Erlend: I've just explained it on a radio show today as "loose pop". I don't know why I said that, but it's probably wrong. It's hard to describe my music, I find. But the central thing, my main agenda, is to tell stories. Both in my lyrics, the way I perform and the choices I make in the studio. To make my stories believable and in some sense universal, I keep a minimalist approach to writing, playing and recording.
Carina: What would be the intention you'd identify with most: Trying to change the world, entertain and uplift the audience or just tell your personal stories? Or do you have a completely different reason to play music?
Erlend: A bit of all three! I'm trying to change the world by uplifting the audience by telling my personal stories.

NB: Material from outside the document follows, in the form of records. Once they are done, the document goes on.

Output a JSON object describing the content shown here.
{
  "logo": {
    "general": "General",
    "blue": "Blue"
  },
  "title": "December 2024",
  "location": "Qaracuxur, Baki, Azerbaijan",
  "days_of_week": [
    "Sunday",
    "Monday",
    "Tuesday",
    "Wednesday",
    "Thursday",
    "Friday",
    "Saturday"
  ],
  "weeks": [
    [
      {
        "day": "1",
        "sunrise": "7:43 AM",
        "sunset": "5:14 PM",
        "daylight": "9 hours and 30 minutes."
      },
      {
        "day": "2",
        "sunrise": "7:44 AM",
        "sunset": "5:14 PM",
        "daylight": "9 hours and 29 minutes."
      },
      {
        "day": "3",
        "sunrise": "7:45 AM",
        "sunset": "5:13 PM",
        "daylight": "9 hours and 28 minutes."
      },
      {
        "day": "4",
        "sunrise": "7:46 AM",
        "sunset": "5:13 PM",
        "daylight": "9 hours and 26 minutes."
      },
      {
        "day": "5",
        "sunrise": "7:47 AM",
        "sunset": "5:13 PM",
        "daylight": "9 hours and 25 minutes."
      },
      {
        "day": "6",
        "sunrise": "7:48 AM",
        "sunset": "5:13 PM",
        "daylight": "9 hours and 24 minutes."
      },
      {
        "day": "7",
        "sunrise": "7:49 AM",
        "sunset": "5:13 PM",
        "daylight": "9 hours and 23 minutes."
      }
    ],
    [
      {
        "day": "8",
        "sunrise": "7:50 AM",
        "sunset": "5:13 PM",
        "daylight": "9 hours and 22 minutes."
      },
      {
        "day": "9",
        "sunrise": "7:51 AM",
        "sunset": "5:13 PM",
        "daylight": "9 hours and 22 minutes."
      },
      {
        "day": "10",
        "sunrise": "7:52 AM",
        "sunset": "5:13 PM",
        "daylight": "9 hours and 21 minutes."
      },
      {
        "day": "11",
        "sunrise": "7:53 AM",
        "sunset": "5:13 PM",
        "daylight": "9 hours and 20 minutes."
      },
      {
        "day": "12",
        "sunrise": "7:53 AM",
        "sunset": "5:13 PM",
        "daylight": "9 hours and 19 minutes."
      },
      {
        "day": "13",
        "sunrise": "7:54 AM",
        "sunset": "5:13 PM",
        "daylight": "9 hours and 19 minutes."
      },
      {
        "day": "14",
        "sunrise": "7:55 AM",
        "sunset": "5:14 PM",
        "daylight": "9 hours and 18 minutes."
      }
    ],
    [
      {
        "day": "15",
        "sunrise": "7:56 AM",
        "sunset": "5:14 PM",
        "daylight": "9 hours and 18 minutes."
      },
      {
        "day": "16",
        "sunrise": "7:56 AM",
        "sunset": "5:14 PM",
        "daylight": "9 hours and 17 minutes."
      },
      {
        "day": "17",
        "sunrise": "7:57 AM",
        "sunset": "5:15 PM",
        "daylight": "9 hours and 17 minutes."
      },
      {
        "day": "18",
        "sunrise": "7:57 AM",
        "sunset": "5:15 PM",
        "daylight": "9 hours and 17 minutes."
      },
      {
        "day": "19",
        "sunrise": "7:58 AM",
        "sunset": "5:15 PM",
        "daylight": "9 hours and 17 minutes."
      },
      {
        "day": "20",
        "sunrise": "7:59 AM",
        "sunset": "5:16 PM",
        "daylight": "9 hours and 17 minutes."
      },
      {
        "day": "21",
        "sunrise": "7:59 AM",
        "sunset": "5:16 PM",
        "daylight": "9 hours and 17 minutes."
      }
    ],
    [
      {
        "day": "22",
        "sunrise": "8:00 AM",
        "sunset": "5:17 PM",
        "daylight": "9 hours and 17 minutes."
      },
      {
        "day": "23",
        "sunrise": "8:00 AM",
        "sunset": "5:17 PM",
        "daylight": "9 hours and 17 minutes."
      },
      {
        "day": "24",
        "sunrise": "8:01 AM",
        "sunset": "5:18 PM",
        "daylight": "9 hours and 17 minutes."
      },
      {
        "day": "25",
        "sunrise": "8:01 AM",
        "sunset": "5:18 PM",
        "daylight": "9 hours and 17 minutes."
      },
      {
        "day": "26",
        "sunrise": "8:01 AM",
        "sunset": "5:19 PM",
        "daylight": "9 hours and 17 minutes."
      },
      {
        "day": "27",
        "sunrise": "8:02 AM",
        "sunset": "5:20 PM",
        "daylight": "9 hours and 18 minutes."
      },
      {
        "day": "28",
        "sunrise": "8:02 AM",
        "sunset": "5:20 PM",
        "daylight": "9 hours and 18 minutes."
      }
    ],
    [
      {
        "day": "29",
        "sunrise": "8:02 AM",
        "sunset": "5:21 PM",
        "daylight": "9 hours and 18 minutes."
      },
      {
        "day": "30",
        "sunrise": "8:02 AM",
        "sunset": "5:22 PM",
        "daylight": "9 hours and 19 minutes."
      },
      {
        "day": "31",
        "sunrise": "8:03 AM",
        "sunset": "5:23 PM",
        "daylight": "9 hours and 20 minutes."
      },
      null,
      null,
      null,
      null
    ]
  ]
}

Carina: A primary element in your songs appears to be melancholy. Is that kind of a "basic attitude" or just an artistic pose you need for your songs?
Erlend: I can not see that my music really is that melancholic. I like sad songs. I find a sad song uplifting, it makes me happy or at least gives me a good feeling. Those emotions are something that I'd like to project to my audience: "Sad songs say so much," as Elton John puts it. I don't think there are any poses in my music, but I'm not depressed either. I just like sad songs. Listening to them, writing them and performing them.
CD: Erlend Ropstad - "Roy, it ain't over yet" (Rec 90 Records RID 071)
Erlend Ropstad im Internet: www.erlendropstad.com
Rec 90 Records im Internet: www.rec90.com